Foreign ministers of the European countries involved in the Iran nuclear deal will hold a meeting with Iranian representatives to discuss the future of the agreement.
“We will meet with my British and German colleagues on Monday, and also with representatives of Iran, to consider the entire situation,” French Foreign minister Jean-Yves Le Drian said in an interview with French radio.
The announcement of the summit comes after US President Donald Trump decided on Tuesday the US will pull out of the accord.
Le Drian said in the interview “the deal is not dead”, and that French President Emmanuel Macron will reach out to Iranian President Hassan Rouhani to discuss the future of the JCPOA.
Germany also reiterated it also wants to uphold the deal. Foreign Minister Heiko Maas said “the deal makes the world safer”, adding that Germany could find no legitimate reason for pulling out of the deal.
On Twitter, UK Foreign Minister Boris Johnson said he regretted the US no longer taking part in the nuclear deal.
“UK remains strongly committed to the JCPoA, and will work with E3 partners and the other parties to the deal to maintain it,” he added.

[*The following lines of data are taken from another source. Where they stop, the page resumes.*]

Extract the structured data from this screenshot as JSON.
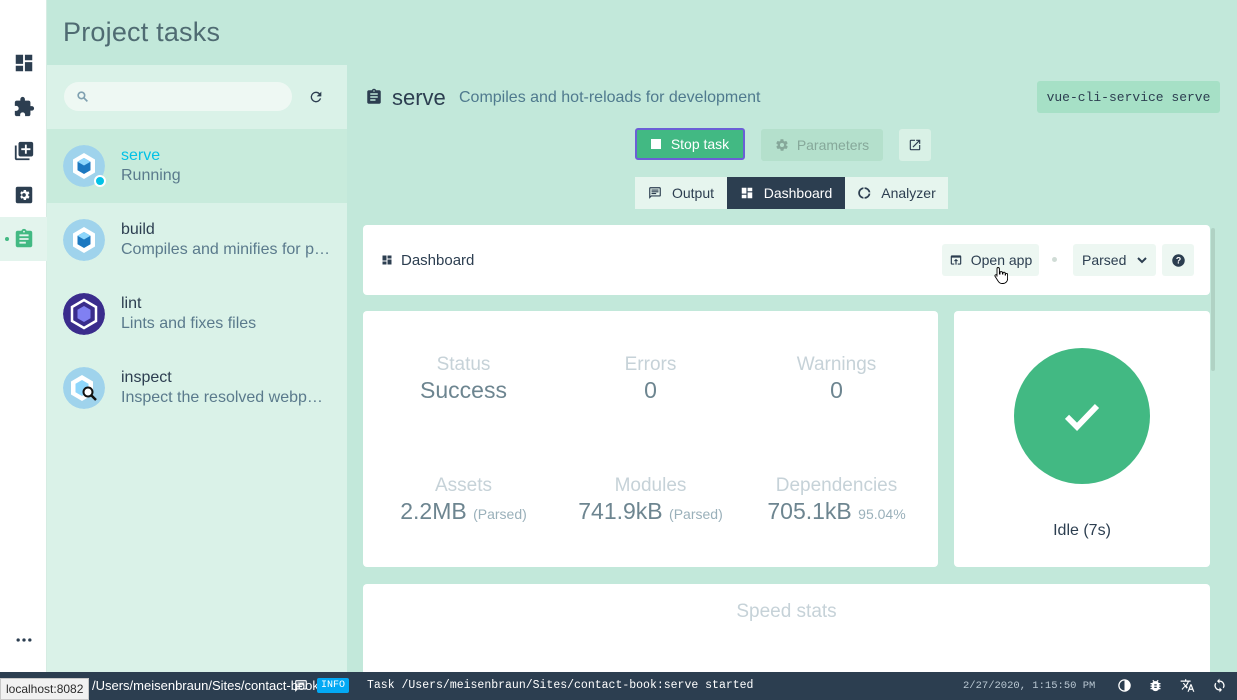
{
  "header": {
    "title": "Project tasks"
  },
  "sidebar": {
    "items": [
      {
        "name": "dashboard-icon"
      },
      {
        "name": "plugins-icon"
      },
      {
        "name": "dependencies-icon"
      },
      {
        "name": "configuration-icon"
      },
      {
        "name": "tasks-icon",
        "active": true
      }
    ],
    "more_icon": "more-icon"
  },
  "task_list": {
    "search_placeholder": "",
    "tasks": [
      {
        "name": "serve",
        "description": "Running",
        "selected": true,
        "status": "running"
      },
      {
        "name": "build",
        "description": "Compiles and minifies for production"
      },
      {
        "name": "lint",
        "description": "Lints and fixes files"
      },
      {
        "name": "inspect",
        "description": "Inspect the resolved webpack config"
      }
    ]
  },
  "task_detail": {
    "name": "serve",
    "description": "Compiles and hot-reloads for development",
    "command": "vue-cli-service serve",
    "stop_label": "Stop task",
    "parameters_label": "Parameters",
    "tabs": [
      {
        "label": "Output",
        "icon": "output-icon"
      },
      {
        "label": "Dashboard",
        "icon": "dashboard-icon",
        "active": true
      },
      {
        "label": "Analyzer",
        "icon": "analyzer-icon"
      }
    ]
  },
  "dashboard": {
    "title": "Dashboard",
    "open_app_label": "Open app",
    "view_mode": "Parsed",
    "stats": {
      "status": {
        "label": "Status",
        "value": "Success"
      },
      "errors": {
        "label": "Errors",
        "value": "0"
      },
      "warnings": {
        "label": "Warnings",
        "value": "0"
      },
      "assets": {
        "label": "Assets",
        "value": "2.2MB",
        "suffix": "(Parsed)"
      },
      "modules": {
        "label": "Modules",
        "value": "741.9kB",
        "suffix": "(Parsed)"
      },
      "dependencies": {
        "label": "Dependencies",
        "value": "705.1kB",
        "suffix": "95.04%"
      }
    },
    "idle_text": "Idle (7s)",
    "speed_stats_title": "Speed stats"
  },
  "statusbar": {
    "cwd": "/Users/meisenbraun/Sites/contact-book",
    "log_badge": "INFO",
    "log_message": "Task /Users/meisenbraun/Sites/contact-book:serve started",
    "datetime": "2/27/2020, 1:15:50 PM"
  },
  "tooltip": {
    "url": "localhost:8082"
  },
  "colors": {
    "accent": "#42b983",
    "running": "#03c2e6",
    "dark": "#2c3e50",
    "background": "#c2e8da"
  }
}
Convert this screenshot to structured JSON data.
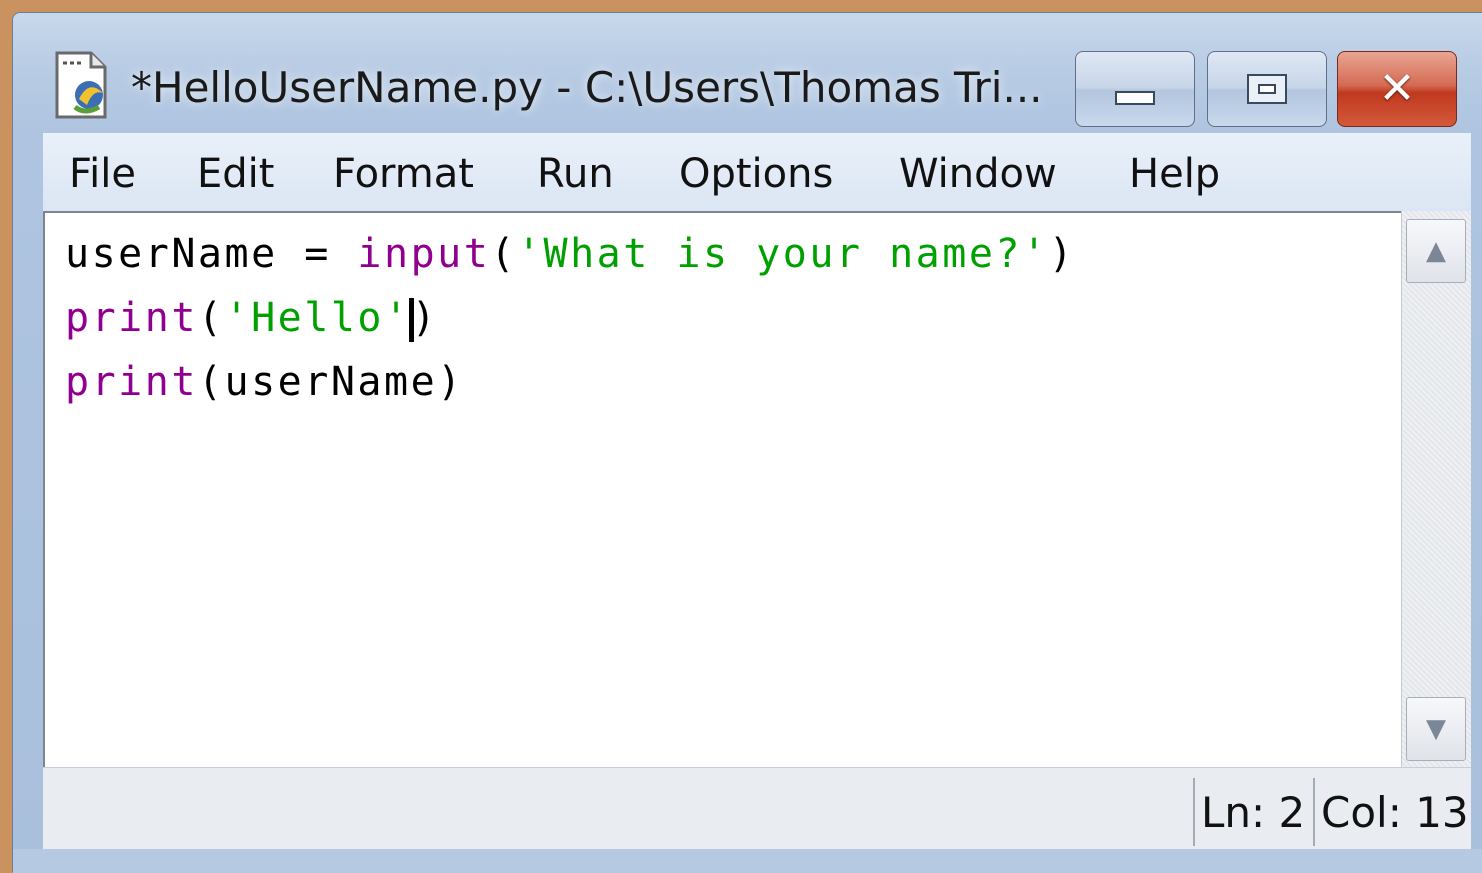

Deeply regret US decision to withdraw from the Iran nuclear deal. UK remains strongly committed to the JCPoA, and will work with E3 partners and the other parties to the deal to maintain it. Await more detail on US plan.
— Boris Johnson (@BorisJohnson) May 8, 2018
Federica Mogherini, he top European Union foreign diplomat, called on the international community to preserve the Iran nuclear deal.
“The EU will remain committed to the continued full and effective implementation of the nuclear deal,” Mogherini said from Brussels.
Iran has said it also remains committed to the deal.
In a response, President Hassan Rouhani said: “If we achieve the deal’s goals in cooperation with other members of the deal, it will remain in place.
On Tuesday, Trump announced the US would withdraw from the JCPOA and reinstating sanctions against Iran.
The agreement lifted sanctions on Iran if it promised not to continue its nuclear weapons program and would undergo stringent monitoring and inspections of its remaining nuclear facilities and capabilities.
The International Atomic Energy Agency (IAEA), which has carried out the inspections since the deal was signed, has found no evidence Iran was not holding up to its side of the deal.